Smoking is a well-known risk factor for a variety of diseases, and recent evidence suggests that it has a detrimental effect on periodontal health. However, the exact relationship between smoking and periodontal disease is not yet fully understood. Smoking can cause defects in neutrophil function, alter inflammatory and immune responses to periodontal pathogens, and have both systemic and local effects. Studies have shown that smoking is associated with an increased rate of periodontal disease, including alveolar bone loss, loss of adhesion, and pocket formation.
Nicotine, the main component of cigarette smoke, can weaken the body's defenses against bacterial invasion caused by plaque.

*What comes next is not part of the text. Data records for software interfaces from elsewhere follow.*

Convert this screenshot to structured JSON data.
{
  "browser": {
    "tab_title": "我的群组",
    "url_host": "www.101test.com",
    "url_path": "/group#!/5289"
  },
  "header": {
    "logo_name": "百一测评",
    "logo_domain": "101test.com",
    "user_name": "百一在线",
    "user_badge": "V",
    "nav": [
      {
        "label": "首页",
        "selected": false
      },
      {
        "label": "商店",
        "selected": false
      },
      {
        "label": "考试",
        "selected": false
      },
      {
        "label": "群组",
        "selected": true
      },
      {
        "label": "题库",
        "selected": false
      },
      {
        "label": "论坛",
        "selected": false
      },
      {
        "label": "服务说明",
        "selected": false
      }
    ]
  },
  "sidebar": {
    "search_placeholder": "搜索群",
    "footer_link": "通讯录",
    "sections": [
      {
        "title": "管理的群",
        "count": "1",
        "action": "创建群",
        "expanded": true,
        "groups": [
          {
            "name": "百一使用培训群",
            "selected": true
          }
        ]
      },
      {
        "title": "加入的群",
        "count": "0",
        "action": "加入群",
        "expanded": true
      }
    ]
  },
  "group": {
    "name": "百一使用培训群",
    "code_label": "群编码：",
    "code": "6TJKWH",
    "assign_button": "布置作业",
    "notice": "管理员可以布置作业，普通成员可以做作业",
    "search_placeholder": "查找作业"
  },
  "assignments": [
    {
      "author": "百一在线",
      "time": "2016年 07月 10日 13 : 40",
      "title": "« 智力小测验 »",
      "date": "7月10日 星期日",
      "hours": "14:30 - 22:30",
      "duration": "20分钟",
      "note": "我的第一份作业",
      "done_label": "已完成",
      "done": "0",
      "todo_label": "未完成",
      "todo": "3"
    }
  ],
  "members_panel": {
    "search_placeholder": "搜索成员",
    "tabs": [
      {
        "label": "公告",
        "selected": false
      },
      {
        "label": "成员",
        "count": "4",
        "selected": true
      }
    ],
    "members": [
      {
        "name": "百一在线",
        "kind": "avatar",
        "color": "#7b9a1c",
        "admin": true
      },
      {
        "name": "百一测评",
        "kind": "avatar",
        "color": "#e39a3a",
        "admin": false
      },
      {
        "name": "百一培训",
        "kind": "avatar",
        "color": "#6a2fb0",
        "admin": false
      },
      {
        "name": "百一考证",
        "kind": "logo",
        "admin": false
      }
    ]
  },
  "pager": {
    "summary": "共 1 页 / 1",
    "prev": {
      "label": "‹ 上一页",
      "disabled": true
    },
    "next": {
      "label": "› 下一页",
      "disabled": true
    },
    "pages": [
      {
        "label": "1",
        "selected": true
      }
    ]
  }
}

It has been observed that the use of metronidazole and amoxicillin systemically in the SRP treatment of smokers with chronic periodontitis can reduce the average counts and proportions of periodontal pathogens, such as Treponema. Additionally, some periodontal pathogens can subvert the host's immune response, forming a vicious cycle. The association between periodontal disease and oral neoplasms may be explained indirectly by the possibility that a breach in the mucosal barrier caused by periodontal disease allows carcinogens such as tobacco and alcohol to penetrate. This phenomenon is known as masking of the disease because the vasoconstrictive properties of tobacco smoke can hide the inflammatory and destructive changes that occur in the periodontium (see figures 1a and 1b). In vitro studies have shown that both gingival fibroblasts (HGF) and periodontal ligament fibroblasts (PDLF) have reduced cell viability when exposed to increasing concentrations of cigarette smoke extract (CSE) and nicotine. The susceptibility to periodontal disease varies depending on an individual's bacterial flora and specific local and systemic factors.

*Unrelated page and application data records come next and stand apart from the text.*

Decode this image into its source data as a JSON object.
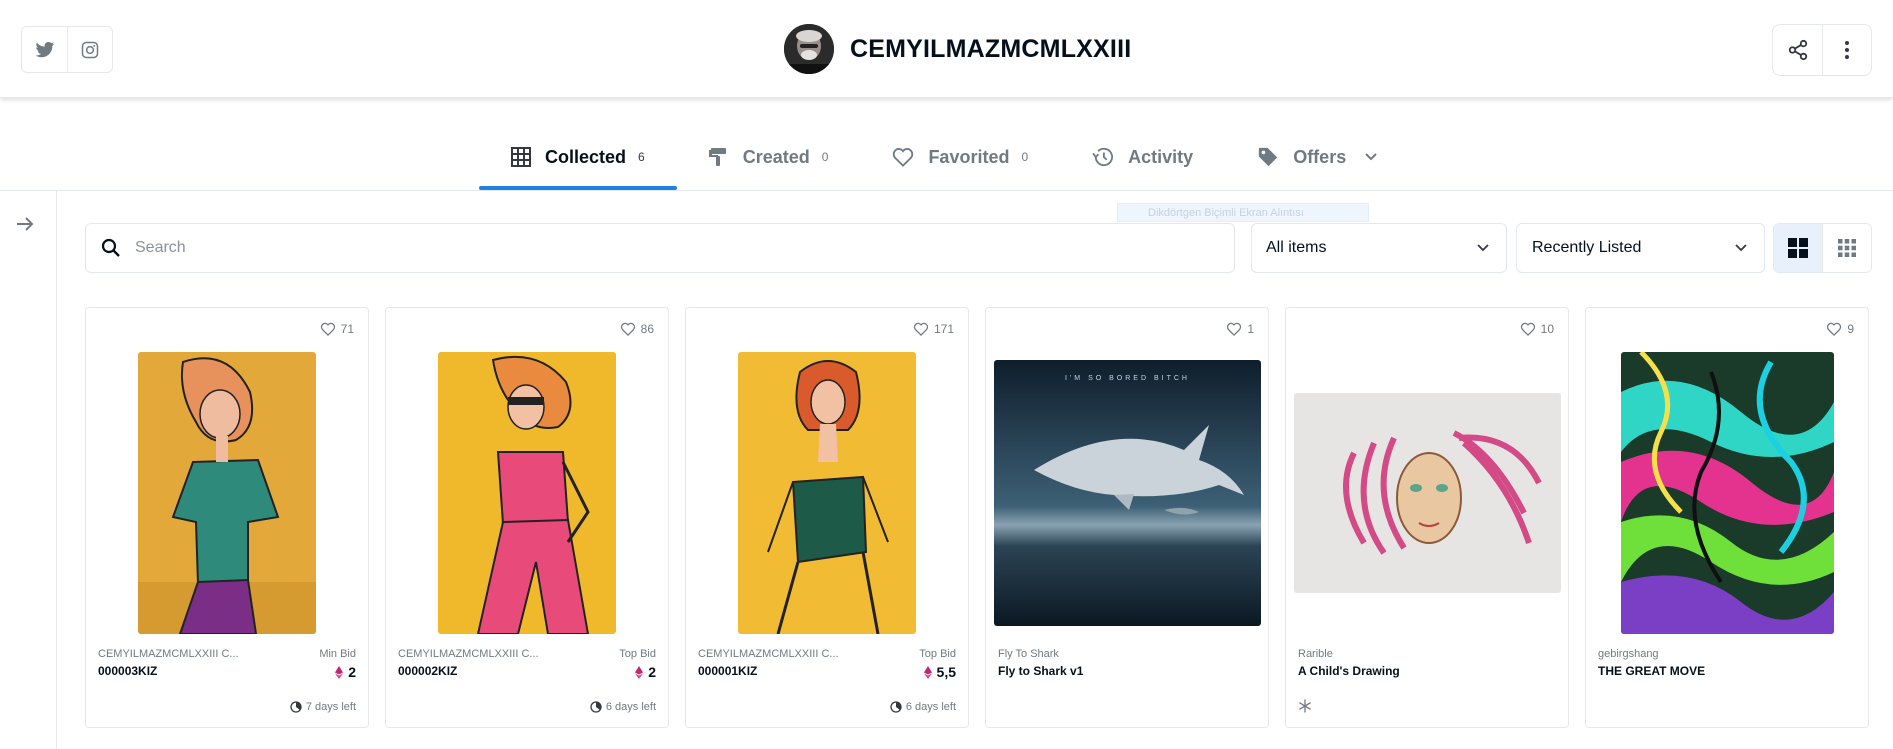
{
  "header": {
    "username": "CEMYILMAZMCMLXXIII",
    "social": [
      {
        "icon": "twitter-icon"
      },
      {
        "icon": "instagram-icon"
      }
    ],
    "actions": [
      {
        "icon": "share-icon"
      },
      {
        "icon": "more-vertical-icon"
      }
    ]
  },
  "tabs": [
    {
      "label": "Collected",
      "count": "6",
      "icon": "grid-icon",
      "active": true
    },
    {
      "label": "Created",
      "count": "0",
      "icon": "brush-icon"
    },
    {
      "label": "Favorited",
      "count": "0",
      "icon": "heart-icon"
    },
    {
      "label": "Activity",
      "count": "",
      "icon": "history-icon"
    },
    {
      "label": "Offers",
      "count": "",
      "icon": "tag-icon"
    }
  ],
  "ghost_tooltip": "Dikdörtgen Biçimli Ekran Alıntısı",
  "filters": {
    "search_placeholder": "Search",
    "items_filter": "All items",
    "sort": "Recently Listed"
  },
  "colors": {
    "accent": "#2081e2",
    "eth": "#c0267a"
  },
  "cards": [
    {
      "likes": "71",
      "collection": "CEMYILMAZMCMLXXIII C...",
      "name": "000003KIZ",
      "bid_label": "Min Bid",
      "price": "2",
      "time_left": "7 days left"
    },
    {
      "likes": "86",
      "collection": "CEMYILMAZMCMLXXIII C...",
      "name": "000002KIZ",
      "bid_label": "Top Bid",
      "price": "2",
      "time_left": "6 days left"
    },
    {
      "likes": "171",
      "collection": "CEMYILMAZMCMLXXIII C...",
      "name": "000001KIZ",
      "bid_label": "Top Bid",
      "price": "5,5",
      "time_left": "6 days left"
    },
    {
      "likes": "1",
      "collection": "Fly To Shark",
      "name": "Fly to Shark v1",
      "art_caption": "I'M SO BORED BITCH"
    },
    {
      "likes": "10",
      "collection": "Rarible",
      "name": "A Child's Drawing"
    },
    {
      "likes": "9",
      "collection": "gebirgshang",
      "name": "THE GREAT MOVE"
    }
  ]
}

In vitro studies have also demonstrated that nicotine can inhibit the growth of gingival fibroblasts and reduce the production of fibronectin and collagen, which are essential for healthy periodontium. Lower concentrations of CSE may promote biofilm formation in bacteria-related periodontal disease and cause a stress reaction, thus acting as an environmental modulator of bacterial metabolism and survival. Since smokers have different etiologies and clinical manifestations of periodontal disease compared to non-smokers, they also respond differently to periodontal treatment. Other effects of smoking include decreased blood flow and impaired revascularization of periodontal tissues, leading to delayed wound healing. These expenses include dental expenses, as smoking increases the progression of the disease and complicates its treatment.